  • Although there has been some decoupling of the Australian dollar to commodity prices, by and large the Australian dollar is still seen as a “commodity currency”. This has benefited coal miners as the fall in US dollar coal prices was cushioned by a corresponding fall in the Australian dollar. The Australian dollar is unlikely to be completely decoupled from commodity prices given resources are significant Australian exports which is an advantage to Australian miners.
  • Even with the huge push into renewable energy, coal will still be a significant source of power globally for the next 20 to 30 years. In the last couple of years China has built many coal power plants which will continue operating for decades. Coal is still a cheap reliable form of power and is appealing to many developing countries in Asia. Even Germany has recently increased coal power capacity as a result of the inability of renewal energy to provide constant power supply and closure of its nuclear power stations.
  • Coking coal production is still profitable at current prices and steel demand is expected to continue rising as more developing countries built infrastructure and move its citizens from the countryside to cities.

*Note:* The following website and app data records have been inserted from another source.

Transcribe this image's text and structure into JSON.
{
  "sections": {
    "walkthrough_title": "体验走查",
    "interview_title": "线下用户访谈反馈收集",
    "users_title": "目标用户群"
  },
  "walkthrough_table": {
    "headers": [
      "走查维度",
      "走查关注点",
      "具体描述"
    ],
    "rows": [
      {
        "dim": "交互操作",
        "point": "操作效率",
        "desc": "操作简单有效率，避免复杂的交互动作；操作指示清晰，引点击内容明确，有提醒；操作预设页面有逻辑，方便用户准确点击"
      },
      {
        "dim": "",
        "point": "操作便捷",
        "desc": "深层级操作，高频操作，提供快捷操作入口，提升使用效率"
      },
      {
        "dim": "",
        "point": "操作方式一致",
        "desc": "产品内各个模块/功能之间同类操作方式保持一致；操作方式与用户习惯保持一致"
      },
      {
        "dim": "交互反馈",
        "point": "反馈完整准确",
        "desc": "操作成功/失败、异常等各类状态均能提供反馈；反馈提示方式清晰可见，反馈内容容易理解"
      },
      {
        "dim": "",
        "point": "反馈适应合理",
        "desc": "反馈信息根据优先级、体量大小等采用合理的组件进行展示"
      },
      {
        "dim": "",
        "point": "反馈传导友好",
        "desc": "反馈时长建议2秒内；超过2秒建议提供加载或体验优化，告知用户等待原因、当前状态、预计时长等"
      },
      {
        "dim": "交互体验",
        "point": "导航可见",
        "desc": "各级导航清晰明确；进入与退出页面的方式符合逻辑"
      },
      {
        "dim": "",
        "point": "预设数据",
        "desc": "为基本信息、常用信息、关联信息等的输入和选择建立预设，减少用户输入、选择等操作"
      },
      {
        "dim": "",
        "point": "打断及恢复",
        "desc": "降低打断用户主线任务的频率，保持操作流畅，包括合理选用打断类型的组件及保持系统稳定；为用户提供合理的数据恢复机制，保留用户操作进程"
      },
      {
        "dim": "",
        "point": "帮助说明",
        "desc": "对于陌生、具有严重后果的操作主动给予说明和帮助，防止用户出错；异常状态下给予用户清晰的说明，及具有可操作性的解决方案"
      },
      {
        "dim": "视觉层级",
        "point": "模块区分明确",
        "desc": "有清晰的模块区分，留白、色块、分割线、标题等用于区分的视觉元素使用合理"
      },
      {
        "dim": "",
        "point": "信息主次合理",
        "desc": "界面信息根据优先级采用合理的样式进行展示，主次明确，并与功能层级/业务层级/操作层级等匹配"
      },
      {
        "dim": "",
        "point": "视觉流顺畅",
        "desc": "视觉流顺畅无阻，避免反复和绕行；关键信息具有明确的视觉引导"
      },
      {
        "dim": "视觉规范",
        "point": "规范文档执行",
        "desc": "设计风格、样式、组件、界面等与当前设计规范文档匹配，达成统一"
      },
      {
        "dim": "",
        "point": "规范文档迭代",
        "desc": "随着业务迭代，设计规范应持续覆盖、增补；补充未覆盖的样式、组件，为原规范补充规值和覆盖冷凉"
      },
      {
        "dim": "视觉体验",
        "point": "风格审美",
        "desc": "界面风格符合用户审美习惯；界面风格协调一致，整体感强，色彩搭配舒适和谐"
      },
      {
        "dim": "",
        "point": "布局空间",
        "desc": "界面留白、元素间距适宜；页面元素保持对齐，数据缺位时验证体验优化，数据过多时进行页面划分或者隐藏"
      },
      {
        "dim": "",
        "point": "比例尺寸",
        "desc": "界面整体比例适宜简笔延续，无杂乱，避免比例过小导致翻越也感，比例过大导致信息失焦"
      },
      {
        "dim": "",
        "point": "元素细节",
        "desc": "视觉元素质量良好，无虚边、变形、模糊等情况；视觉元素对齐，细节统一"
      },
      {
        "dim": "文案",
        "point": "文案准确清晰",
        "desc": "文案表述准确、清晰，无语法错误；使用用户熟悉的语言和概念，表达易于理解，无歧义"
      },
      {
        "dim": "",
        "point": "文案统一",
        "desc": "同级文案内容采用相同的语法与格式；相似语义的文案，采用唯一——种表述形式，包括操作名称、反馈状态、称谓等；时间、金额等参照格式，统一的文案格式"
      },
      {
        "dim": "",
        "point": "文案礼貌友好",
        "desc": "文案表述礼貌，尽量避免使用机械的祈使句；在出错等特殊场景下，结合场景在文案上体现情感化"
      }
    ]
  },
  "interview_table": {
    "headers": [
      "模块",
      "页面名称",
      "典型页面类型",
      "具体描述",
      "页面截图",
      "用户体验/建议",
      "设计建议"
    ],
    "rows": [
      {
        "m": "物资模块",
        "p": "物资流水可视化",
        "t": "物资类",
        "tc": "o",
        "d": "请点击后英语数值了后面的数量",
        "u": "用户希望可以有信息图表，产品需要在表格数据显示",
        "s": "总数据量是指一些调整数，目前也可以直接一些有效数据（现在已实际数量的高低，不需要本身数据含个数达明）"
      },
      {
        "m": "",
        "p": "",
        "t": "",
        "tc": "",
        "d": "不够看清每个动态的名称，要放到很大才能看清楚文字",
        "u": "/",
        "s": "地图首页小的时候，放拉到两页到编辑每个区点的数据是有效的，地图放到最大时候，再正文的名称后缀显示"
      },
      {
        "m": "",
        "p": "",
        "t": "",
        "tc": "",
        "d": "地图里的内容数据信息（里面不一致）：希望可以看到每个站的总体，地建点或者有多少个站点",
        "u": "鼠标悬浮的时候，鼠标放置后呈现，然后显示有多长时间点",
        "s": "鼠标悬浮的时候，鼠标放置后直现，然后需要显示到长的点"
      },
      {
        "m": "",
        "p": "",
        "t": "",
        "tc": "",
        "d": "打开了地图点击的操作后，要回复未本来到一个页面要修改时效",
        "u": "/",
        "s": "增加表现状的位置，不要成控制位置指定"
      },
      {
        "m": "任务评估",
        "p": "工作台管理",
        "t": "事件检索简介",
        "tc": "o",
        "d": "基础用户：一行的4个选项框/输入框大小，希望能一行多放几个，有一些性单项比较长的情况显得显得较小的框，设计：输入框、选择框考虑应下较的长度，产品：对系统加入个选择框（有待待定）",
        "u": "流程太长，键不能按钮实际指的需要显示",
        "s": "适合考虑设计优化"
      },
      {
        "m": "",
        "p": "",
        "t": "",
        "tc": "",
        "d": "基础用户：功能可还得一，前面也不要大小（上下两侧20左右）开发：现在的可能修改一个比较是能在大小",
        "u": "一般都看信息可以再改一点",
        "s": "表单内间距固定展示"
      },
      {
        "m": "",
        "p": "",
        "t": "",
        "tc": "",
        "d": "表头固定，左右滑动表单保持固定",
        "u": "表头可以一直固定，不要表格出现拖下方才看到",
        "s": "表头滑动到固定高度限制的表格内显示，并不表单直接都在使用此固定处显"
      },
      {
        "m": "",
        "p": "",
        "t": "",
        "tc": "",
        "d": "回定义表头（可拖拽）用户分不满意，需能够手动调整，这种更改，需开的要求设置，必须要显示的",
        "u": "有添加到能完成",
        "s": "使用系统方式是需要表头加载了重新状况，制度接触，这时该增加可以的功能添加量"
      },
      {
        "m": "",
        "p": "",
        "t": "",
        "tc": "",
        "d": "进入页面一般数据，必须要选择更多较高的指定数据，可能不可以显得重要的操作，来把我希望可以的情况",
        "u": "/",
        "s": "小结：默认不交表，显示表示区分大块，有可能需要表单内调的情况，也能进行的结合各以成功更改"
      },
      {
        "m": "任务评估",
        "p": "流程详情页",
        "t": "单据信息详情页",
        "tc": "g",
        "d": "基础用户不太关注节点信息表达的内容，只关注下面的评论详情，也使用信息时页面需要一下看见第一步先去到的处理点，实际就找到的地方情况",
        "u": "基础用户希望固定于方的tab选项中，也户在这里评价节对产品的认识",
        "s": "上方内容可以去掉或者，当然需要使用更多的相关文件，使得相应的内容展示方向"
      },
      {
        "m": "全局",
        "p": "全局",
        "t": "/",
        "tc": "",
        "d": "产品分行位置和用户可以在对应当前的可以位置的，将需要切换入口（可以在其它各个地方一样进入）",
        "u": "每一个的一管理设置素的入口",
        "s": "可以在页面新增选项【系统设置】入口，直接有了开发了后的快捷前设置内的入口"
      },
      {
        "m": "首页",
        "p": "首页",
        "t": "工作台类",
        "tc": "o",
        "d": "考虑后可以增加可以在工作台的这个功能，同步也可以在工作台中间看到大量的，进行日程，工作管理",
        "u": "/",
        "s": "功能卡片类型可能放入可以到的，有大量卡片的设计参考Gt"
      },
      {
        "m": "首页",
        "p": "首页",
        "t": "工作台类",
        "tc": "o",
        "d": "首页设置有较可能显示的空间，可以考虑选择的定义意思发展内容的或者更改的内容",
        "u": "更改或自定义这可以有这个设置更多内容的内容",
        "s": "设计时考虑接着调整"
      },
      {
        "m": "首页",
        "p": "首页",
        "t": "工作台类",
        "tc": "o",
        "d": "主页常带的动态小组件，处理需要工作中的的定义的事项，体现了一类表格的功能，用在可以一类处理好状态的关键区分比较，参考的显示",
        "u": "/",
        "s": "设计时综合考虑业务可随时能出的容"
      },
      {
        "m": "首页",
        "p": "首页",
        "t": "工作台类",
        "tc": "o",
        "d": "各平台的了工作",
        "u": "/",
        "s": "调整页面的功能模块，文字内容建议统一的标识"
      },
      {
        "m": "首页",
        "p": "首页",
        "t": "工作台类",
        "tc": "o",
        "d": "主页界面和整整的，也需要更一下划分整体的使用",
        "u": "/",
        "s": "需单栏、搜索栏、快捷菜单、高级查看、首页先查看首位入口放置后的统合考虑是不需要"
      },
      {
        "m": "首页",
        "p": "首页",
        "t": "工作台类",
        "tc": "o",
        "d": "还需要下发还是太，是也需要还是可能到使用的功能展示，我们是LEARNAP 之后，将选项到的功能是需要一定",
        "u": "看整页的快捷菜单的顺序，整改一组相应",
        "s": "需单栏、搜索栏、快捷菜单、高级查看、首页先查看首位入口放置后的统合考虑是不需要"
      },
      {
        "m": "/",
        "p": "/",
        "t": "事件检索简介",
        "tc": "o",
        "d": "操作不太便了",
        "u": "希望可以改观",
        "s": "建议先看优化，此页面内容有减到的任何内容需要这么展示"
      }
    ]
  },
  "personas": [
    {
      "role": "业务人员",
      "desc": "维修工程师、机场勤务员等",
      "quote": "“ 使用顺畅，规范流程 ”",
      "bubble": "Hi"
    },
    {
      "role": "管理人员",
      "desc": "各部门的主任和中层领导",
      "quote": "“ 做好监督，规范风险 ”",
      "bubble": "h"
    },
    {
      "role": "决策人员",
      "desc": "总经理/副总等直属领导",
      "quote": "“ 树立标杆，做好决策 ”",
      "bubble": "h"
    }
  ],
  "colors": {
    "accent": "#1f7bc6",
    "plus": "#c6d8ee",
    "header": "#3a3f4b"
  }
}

Potential catalyst

CMI’s current size makes it less than ideal to be a listed company due to the additional cost imposed. I’ve calculated that CMI could potentially save $500k, approximately 10% of its pre-tax profits if it was privatised. The bulk of these savings would come from reduced audit and tax fees, elimination of the share registry fees and savings from staff cost and share based payments.

Leanne Catelan controls nearly 40% of CMI. Hypothetically speaking, I’ve calculated that she could potentially earn a 16% yield by acquiring the company at net asset value ($1.44 per share), extract the cash ($0.77 per share) and enjoy increased net profits from the above savings. Obviously if she were to do this now, she would probably only need to pay a 25% premium to the current share price to get the deal done which works out to be around $1.30 and earn herself a 20% yield.


I see the key risk with CMI is with the use of its cash balance. Management has stated that it wants to use the cash for bolt on acquisitions and acquisitions have inherent risks from pricing to cultural assimilation.

Another risk is talent related, Jeff Heslington the competent general manager of the electrical division who has been with the company for 17 years has given his notice to resign. Finding a competent replacement will be crucial.


I believe this is a deep value stock as market expectations are very low. Although coal prices have been in a slump for the past 5 years, Australian underground coal mine production has not gone backwards which is a good sign for Minto’s future demand. I think it is likely that a bottom in coal prices have been reached and there are some signs (acquisition of the Bengalla coal mine at a decent value, 26% rise in thermal coal price from June to August 2016 and doubling of Whitehaven’s share price in the last 2 months) that the sector will start to recover.